Finally, we show that the temporoparietal junction is activated during temporal judgments from different self-locations in time. This region has been shown previously to be involved in many self-related tasks such as visuospatial perspective taking (Ruby and Decety, 2001; Vogeley and Fink, 2003), mental own-body imagery (Zacks et al., 1999), and own-action recognition (Farrer and Frith, 2002). Particularly, previous work has shown that the temporoparietal junction is a structure crucial for self-location in space, as participants showed different behavioral patterns and brain activities while imagining themselves from their own bodily spatial self-location or from an external bodily self-location, as well as while imagining looking at themselves from the front or back (Zacks et al., 1999; Ruby and Decety, 2001; Vogeley and Fink, 2003; Blanke et al., 2005; Arzy et al., 2006, 2007). The current data extend these findings by showing that the temporoparietal junction encodes not only self-location in space but also self-location in time. Finally, in addition to the similarity in brain activity between spatial and temporal self-processing, the time window of electrophysiological correlates of aMTT and rMTT overlaps with those described in previous event-related studies on self-location and mental imagery of self in space (Zacks et al., 1999; Coull et al., 2000; Nobre, 2001; Blanke et al., 2005; Arzy et al., 2006, 2007). This spatiotemporal electrophysiological similarity also supports the hypothesis that MTT may not only involve memory mechanisms, but also mechanisms related to mental imagery and self-location.
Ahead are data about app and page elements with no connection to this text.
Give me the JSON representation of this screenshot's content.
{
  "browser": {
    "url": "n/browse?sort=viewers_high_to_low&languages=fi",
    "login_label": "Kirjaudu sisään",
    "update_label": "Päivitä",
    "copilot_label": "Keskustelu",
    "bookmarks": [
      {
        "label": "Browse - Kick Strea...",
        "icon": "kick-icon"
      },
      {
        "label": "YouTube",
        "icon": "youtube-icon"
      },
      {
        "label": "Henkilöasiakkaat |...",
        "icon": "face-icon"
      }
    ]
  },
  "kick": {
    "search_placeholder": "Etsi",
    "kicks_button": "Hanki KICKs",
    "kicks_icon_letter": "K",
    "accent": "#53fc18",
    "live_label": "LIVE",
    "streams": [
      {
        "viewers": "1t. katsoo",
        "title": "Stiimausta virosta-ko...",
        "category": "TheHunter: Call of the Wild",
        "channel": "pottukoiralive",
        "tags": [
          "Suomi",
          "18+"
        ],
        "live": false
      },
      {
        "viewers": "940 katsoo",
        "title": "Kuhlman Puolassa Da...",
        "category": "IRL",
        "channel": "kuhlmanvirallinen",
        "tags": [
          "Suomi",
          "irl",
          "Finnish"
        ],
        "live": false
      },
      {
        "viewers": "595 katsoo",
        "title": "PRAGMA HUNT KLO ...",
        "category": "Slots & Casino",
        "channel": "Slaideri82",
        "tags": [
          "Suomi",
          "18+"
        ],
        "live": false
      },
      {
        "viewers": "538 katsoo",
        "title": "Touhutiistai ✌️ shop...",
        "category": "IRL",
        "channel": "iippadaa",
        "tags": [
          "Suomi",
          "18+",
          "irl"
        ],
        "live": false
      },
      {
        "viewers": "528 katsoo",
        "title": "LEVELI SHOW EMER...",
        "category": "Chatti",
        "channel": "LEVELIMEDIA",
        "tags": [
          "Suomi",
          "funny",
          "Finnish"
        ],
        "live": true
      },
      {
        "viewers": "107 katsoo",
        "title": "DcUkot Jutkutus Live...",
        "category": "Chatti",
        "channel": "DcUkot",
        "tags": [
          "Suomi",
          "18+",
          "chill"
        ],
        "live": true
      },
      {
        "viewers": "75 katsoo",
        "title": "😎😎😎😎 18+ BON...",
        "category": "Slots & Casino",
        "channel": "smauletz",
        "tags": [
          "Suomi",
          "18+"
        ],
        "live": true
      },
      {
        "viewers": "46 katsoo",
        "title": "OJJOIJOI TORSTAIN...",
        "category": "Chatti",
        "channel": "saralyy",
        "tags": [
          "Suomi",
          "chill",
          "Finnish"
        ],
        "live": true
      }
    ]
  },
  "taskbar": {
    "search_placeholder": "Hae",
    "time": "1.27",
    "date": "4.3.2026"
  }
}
In conclusion, in the present study we found two independent components of MTT: absolute MTT, which is the mentally imagined self-location in time (past, now, and future), and relative MTT, which is the relation between this temporal self-location and the experienced event (relative past or relative future). The latter effect suggests that mental processing of events is more strongly directed to future prediction than to past recollection, as participants were faster and more accurate for relative future than relative past events across all self-locations in time. Moreover, of all tested temporal self-locations, future was also processed earliest at the neural level. This may indicate that the neural systems subserving MTT have evolved to anticipate and pilot our behavior rather than primarily encoding the past (Haselton and Nettle, 2006; Boyer, 2008). Finally, MTT was found to be processed faster for self-related than non-self-related events, although both were processed with respect to the subject's imagined self-location in time. Three brain regions were found to be recruited for self-location in time: the occipitotemporal cortex, contributing to MTT, mental imagery, and visual memory, the temporoparietal junction, which is a crucial region for self-related processing and self-location, and the anteromedial temporal cortex, a core region in memory and spatial processing. This network of regions indicates how MTT requires not only memory skills but also self-location and mental imagery elements.
This work was supported by the Fondation de Famille Sandoz (O.B.) and the Yeshaya Horowitz Association through The Center for Complexity Science (S.A.). The Cartool software (http://brainmapping.unige.ch/Cartool.htm) was programmed by Denis Brunet, Functional Brain Mapping Laboratory, The Center for Biomedical Imaging of Geneva and Lausanne, Geneva, Switzerland. We thank Dr. Yadin Dudai and Dr. Armin Schnider for helpful comments on previous versions of this manuscript, and Manuel Mercier for his help with data analysis.
- Correspondence should be addressed to Dr. Shahar Arzy, Laboratory of Cognitive Neuroscience, Brain-Mind Institute, Ecole Polytechnique Fédérale de Lausanne, 1015 Lausanne, Switzerland.